After revoking licenses for a lot of crypto corporations, Estonia’s parliament is contemplating even stricter cryptocurrency legal guidelines.
Estonia’s finance ministry is reportedly seeking to enact stricter crypto licensing laws. This comes after the authorities revoked the licenses of about two-thirds of the cryptocurrency companies working within the nation again in 2020.
Based on ERR Information, the Estonian Ministry of Finance issued draft laws again in January to tighten the noose on the nation’s crypto business. As a part of the proposed rule modifications, the Finantsinspektsioon — Estonia’s Monetary Supervisory Authority — will oversee the regulation of cryptocurrency companies as an alternative of the Monetary Intelligence Unit.
This transformation will convey crypto oversight underneath the purview of economic regulators as towards the present paradigm the place the FIU, which is a part of the police division handles the monitoring of cryptocurrency companies.
Crypto corporations fascinated with working in Estonia must pay a licensing payment to the Finantsinspektsioon. The present 381 license holders can even need to reapply for an working allow from the Monetary Supervisory Authority.
Based on Erki Peegel, a spokesperson for the finance ministry, the federal government’s goal isn’t anti-crypto in nature. Nonetheless, authorities count on that solely 50 to 100 crypto corporations that already maintain licenses are able to adjust to the proposed regulatory rule modifications.

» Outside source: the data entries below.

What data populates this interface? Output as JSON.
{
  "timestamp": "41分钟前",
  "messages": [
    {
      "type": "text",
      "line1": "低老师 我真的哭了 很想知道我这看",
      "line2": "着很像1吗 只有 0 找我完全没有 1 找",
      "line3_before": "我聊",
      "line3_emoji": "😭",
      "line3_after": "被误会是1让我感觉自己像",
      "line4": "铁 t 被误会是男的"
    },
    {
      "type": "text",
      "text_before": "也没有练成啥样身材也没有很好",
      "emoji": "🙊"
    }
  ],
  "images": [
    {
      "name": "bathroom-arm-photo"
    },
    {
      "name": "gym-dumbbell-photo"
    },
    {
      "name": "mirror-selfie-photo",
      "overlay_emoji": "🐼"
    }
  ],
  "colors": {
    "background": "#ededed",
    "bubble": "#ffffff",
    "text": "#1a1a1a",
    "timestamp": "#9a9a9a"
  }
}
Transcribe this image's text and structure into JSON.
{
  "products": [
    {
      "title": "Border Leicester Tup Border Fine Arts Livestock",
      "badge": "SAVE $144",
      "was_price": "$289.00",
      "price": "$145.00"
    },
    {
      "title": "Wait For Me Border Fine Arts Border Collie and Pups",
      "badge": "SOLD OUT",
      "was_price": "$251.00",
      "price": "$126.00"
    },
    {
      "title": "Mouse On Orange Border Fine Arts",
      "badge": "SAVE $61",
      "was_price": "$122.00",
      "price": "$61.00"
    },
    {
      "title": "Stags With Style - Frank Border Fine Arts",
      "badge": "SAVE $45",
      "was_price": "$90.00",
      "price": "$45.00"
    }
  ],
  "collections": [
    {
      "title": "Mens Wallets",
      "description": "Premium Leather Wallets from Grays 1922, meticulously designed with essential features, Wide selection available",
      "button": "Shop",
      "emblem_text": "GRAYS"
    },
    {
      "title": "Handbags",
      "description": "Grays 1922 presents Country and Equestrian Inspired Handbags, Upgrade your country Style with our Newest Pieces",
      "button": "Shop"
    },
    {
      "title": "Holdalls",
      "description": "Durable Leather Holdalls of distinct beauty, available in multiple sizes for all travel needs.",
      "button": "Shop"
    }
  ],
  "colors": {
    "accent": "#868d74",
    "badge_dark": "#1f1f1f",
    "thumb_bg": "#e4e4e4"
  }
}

The proposed rule modifications are additionally coming amid efforts by the federal government to fight cash laundering actions. Again in June 2020, a $220 billion cash laundering scandal erupted involving Danske Financial institution. Additionally, in 2020, experiences emerged that crypto scammers had overrun the nation’s e-residency program.
Nonetheless, Estonia’s latest political upheaval with the resignation of Prime Minister Jüri Ratas amid a corruption scandal has put the passage of the proposed laws on maintain. Certainly, in the present day was the deadline for parliament to deliberate on the problem.